● Task
Find out how many lines in the records have the string "this" in them, and state only that number.

Entries supplied START

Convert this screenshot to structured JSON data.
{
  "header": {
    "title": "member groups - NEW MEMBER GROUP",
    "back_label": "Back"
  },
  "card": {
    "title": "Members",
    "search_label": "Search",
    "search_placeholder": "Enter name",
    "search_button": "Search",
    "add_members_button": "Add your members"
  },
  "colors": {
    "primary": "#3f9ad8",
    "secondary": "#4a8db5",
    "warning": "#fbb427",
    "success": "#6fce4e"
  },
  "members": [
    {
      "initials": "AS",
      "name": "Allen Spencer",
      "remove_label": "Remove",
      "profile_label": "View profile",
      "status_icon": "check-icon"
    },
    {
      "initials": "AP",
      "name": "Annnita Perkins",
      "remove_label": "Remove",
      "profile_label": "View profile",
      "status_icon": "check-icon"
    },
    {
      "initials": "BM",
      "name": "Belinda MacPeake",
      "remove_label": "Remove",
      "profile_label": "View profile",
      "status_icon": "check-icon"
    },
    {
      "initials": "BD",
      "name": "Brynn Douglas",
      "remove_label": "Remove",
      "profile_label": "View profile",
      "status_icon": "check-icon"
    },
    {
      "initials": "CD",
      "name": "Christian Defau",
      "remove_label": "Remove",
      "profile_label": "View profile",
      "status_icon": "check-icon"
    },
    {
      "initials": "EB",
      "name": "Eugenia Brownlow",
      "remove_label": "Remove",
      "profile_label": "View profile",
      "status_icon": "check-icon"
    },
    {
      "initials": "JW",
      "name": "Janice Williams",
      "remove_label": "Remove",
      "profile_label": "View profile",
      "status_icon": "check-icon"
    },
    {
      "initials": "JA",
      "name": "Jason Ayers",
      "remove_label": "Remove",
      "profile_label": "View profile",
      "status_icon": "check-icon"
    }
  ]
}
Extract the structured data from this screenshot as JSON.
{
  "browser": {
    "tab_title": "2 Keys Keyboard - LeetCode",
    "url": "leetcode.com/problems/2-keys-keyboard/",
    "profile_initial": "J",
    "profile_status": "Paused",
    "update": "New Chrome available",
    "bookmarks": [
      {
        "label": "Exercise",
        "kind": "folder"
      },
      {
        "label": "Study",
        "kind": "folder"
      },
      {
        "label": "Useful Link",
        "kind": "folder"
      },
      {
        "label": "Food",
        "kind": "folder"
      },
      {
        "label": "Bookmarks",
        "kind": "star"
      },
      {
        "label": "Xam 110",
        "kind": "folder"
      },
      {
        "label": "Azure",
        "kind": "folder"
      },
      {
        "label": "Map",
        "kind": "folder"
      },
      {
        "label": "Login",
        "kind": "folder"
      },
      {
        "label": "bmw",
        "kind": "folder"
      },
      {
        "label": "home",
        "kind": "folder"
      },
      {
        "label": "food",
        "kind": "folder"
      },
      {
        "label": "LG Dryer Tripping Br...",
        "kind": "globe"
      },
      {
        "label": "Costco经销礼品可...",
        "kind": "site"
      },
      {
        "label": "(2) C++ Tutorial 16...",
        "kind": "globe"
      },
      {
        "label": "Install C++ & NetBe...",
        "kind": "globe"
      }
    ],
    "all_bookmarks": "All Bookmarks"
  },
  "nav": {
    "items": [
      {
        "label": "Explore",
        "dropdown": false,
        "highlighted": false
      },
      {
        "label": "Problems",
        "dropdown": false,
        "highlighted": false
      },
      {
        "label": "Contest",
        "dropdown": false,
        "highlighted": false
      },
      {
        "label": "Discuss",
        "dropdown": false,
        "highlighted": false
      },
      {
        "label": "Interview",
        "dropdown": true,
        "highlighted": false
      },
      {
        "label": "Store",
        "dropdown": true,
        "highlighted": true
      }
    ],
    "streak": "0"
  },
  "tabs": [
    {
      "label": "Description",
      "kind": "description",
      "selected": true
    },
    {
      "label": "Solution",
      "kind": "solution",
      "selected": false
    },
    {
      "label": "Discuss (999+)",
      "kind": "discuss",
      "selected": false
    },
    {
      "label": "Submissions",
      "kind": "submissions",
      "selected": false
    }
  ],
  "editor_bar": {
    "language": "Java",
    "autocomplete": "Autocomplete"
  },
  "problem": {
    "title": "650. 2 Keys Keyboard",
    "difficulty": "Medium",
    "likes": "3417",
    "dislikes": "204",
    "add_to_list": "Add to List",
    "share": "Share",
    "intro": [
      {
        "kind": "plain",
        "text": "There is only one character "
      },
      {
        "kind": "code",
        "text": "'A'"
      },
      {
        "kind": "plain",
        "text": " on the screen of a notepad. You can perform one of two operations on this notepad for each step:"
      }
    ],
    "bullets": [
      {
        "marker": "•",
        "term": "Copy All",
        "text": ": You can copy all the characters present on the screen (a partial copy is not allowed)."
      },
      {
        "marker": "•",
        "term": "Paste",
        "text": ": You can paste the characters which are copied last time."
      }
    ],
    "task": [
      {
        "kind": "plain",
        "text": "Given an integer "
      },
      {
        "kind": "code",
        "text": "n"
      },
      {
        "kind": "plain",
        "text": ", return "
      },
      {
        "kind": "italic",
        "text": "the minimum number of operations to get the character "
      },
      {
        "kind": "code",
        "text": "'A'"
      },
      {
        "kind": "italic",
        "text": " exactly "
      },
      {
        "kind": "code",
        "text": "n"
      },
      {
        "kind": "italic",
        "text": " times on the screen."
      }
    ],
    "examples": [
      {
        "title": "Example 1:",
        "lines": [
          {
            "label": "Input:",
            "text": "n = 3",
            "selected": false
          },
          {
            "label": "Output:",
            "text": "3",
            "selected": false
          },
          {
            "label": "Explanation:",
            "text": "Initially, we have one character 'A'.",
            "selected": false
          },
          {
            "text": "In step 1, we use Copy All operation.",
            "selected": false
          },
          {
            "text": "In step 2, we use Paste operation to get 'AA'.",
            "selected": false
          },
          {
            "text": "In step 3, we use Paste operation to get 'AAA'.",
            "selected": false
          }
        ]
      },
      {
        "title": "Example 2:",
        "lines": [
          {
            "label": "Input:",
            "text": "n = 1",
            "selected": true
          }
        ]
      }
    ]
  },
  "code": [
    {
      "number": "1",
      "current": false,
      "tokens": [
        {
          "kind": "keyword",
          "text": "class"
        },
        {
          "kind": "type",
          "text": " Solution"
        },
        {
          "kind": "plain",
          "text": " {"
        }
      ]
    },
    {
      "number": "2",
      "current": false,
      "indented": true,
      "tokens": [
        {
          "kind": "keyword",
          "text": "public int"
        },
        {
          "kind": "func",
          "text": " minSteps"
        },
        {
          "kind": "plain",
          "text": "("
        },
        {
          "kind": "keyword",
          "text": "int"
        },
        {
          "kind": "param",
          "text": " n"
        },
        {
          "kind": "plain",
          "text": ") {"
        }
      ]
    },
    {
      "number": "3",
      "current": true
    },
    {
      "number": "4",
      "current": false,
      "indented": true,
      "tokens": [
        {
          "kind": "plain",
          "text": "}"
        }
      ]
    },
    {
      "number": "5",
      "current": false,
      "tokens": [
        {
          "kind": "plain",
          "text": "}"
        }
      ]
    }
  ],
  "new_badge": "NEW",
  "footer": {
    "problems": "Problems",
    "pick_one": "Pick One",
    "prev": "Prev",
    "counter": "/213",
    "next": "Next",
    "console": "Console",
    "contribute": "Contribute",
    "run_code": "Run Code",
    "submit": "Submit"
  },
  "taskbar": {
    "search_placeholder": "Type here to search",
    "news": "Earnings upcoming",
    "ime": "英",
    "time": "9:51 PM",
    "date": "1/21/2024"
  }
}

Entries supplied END

● Exercise solution
3